Since then I have tried to allocate one run in my weekly running schedule to plogging. It had its challenges at first but I quickly got into the groove as I refined my technique, including the equipment I use, how I collect rubbish along the way and what I do with it after the run.

Before you start

Apart from your usual running gear, all you need is a shopping bag – cotton rather than plastic because plastic can split – and a pair of gloves. I also use a GPS tracker on my mobile phone or watch so I can upload the run to a running app like Strava. It’s also a good idea to plan your route beforehand because some places are more plentiful in rubbish than others. Main roads are super plentiful, back roads can be good and bad, and there’s generally not much to find along park trails.

A lot less litter along park trails

During the run

One of the first, and most useful, lessons I learnt was that it doesn’t take long to fill up your bag. Sometimes I don’t get beyond a kilometre before it is full.
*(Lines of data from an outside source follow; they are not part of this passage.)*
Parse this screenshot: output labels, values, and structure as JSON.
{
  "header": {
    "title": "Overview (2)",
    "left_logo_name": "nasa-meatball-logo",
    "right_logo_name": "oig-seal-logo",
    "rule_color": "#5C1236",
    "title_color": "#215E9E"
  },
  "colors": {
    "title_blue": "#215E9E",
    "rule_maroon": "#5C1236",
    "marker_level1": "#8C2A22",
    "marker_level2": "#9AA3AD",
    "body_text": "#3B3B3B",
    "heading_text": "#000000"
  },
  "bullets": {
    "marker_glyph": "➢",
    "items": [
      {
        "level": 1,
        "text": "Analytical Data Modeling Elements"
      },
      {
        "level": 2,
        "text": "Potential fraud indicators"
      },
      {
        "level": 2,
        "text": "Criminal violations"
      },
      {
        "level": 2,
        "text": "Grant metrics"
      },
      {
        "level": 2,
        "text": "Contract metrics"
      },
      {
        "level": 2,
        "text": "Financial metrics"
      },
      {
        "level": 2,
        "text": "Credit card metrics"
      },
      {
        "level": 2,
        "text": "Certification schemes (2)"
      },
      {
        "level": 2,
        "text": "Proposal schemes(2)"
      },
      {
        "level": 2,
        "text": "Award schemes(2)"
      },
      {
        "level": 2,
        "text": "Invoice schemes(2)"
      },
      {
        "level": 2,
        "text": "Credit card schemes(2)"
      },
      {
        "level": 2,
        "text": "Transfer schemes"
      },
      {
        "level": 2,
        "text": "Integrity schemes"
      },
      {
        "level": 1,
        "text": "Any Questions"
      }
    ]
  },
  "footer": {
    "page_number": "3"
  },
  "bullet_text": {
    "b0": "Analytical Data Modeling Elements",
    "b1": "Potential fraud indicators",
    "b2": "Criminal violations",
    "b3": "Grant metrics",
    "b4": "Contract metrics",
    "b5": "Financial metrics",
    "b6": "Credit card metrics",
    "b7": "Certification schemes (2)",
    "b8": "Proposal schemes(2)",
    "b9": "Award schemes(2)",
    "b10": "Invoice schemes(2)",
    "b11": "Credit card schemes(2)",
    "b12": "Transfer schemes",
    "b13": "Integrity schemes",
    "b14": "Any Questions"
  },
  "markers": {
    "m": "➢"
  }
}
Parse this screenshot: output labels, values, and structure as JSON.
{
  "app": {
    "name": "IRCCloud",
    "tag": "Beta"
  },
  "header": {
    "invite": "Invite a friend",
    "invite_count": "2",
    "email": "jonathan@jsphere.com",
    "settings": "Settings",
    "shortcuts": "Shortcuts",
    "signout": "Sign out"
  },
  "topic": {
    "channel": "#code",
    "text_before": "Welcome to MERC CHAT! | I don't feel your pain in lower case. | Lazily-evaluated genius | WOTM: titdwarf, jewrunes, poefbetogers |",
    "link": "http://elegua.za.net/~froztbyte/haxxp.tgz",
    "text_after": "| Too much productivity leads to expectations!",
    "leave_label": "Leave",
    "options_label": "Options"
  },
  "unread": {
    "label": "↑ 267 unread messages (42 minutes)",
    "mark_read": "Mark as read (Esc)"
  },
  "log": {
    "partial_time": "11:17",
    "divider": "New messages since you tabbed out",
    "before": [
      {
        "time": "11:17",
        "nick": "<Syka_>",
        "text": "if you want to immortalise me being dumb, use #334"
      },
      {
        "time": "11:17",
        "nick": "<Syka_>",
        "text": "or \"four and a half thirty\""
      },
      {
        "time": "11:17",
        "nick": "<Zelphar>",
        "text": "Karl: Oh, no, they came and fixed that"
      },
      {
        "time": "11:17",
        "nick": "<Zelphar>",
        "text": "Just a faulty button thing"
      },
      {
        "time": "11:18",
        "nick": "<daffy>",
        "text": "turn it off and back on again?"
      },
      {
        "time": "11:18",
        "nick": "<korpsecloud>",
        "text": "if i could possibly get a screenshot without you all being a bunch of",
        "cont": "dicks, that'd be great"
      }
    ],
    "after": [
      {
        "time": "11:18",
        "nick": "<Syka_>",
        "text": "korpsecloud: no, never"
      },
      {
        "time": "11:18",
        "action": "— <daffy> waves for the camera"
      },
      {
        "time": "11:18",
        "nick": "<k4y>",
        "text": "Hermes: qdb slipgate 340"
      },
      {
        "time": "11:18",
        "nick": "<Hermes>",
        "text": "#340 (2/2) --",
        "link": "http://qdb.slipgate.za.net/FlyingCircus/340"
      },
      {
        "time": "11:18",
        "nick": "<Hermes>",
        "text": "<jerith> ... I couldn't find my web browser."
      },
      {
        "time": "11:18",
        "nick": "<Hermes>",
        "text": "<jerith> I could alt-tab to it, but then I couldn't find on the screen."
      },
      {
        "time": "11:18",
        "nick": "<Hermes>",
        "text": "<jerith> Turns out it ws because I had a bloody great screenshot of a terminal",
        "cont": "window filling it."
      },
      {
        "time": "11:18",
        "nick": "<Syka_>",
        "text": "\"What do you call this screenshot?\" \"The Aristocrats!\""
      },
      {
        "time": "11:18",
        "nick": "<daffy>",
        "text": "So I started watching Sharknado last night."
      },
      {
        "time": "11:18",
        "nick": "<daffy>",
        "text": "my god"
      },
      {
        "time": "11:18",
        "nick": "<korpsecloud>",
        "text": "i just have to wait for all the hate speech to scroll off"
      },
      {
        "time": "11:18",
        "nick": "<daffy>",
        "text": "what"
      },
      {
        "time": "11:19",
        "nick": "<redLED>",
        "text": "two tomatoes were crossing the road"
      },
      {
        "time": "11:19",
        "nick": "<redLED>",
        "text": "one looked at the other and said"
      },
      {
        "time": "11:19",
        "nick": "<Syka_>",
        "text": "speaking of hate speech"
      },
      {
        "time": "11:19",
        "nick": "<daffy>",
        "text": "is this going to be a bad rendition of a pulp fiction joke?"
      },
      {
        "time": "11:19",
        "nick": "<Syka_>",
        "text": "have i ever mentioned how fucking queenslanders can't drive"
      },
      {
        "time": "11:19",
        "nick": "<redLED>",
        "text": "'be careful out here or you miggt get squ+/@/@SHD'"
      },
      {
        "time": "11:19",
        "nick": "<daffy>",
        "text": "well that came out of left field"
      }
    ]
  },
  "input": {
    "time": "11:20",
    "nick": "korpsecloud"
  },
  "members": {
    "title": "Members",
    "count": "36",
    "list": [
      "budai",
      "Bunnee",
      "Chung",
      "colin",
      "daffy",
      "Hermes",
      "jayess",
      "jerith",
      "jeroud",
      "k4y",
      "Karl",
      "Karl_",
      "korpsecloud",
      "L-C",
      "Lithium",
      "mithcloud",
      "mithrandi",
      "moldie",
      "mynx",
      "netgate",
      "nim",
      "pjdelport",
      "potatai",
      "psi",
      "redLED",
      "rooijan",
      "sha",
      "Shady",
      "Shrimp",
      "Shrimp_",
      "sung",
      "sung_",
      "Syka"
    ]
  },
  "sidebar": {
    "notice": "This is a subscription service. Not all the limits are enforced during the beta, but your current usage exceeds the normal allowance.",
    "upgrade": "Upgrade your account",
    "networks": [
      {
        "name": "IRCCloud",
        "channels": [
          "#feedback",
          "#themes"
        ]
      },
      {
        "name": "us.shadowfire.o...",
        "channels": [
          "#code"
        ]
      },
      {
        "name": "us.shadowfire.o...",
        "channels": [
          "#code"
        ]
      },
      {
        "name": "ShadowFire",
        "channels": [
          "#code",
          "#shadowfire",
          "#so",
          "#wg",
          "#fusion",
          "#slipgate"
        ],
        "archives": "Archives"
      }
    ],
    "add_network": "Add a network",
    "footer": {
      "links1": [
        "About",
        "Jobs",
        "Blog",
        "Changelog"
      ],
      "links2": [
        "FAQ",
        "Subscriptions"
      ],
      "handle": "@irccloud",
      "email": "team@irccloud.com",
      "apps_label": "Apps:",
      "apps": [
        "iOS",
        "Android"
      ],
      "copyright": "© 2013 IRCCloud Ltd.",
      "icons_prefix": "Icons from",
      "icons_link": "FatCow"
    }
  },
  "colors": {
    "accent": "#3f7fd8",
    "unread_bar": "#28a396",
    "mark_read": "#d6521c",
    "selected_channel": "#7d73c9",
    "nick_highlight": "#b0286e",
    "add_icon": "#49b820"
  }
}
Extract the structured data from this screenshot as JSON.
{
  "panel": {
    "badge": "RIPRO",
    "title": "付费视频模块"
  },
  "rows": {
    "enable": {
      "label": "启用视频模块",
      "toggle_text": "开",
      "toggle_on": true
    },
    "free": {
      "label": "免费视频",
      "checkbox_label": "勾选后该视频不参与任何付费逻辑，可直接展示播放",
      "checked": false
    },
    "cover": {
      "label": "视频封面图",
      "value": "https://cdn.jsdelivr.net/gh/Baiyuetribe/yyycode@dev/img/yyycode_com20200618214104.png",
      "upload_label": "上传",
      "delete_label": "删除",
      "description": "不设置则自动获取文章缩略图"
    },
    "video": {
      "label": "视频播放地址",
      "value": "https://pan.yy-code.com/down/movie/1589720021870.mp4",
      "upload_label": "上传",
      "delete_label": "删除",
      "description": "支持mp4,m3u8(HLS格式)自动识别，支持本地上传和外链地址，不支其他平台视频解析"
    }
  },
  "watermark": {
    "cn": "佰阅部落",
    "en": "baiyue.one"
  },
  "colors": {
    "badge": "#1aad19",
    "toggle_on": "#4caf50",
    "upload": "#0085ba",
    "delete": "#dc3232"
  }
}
I quickly learnt to leave plogging until the end of the run or at least until the return on an out and back course.

You also need to be choosy. Some rubbish is too big, like hubcaps and car tyres (yes, I have contemplated picking them up in the past) and some items are not safe to pluck, like used nappies and syringes, broken glass and dog-poo bags full of dog poo. And keep your eye out for spiders and other creatures. Though relatively harmless, I often find badge huntsman spiders (Neosparassus sp.) in soft plastic wrappers and milk cartons.

Coffee run

That leads me to a list of the most common items you can expect to find when you are out there:

  • lolly and chip packet wrappers
  • cigarette butts and empty packets
  • take away bags and containers
  • take away coffee cups
  • plastic straws
  • paper advertising / catalogues
  • wet wipes (these are made of plastic not paper)
  • aluminium, glass and plastic bottles
  • plastic bags
Badge huntsman spider (Neosparassus sp.)

After the run

At the end of a run, don’t throw your hoard into the landfill bin. It’s likely there will be items you can recycle and sometimes items you can re-use.

What I do is tip it all out onto a flat surface and sort it into the following categories:

  • 10c deposit cans and bottles (we have a deposit scheme in South Australia)
  • recyclables like paper, hard plastics and metals
  • clean soft plastics
  • compostables, and
  • landfill (everything else)
Sorted: landfill, recyclables and deposit cans and bottles

If needed, I wash dirty items that I can recycle. If it’s too dirty it’s better off in landfill rather than contaminate the recycling stream. If you are not sure if an item(s) can be recycled, there is a great website in South Australia that can help: https://www.whichbin.sa.gov.au/. And while it’s all laid out, don’t forget to take a photo so you can post it on social media with your run.

Upload a photo of your hoard to social media

IMPORTANT: remember to wash your hands thoroughly after plogging.

Benefits of plogging

By plogging I feel like I am not only keeping fit and doing something for the environment but also saying something to the people that live around me about the amount of waste we create and dispose of in our streets, in our creeks and in our parks.

I am always surprised by how much rubbish I find on my runs. I can even re-run a regular route multiple times and still find something new. A lot, I suspect, has been deliberately dropped or thrown out a car window but I also suspect a similar amount is inadvertently falling out the back of trucks, utilities and trailers where their loads haven’t been properly secured.

Good luck with your plogging. I’d be interested to hear about your own experiences, so feel free to comment.

Phil

Useful links

Check out my plogging runs on Strava (Phil McNamara Plogger): https://www.strava.com/

What can be recycled in South Australia: https://www.whichbin.sa.gov.au/

Plogging the Bandicoot Trail near Mylor, SA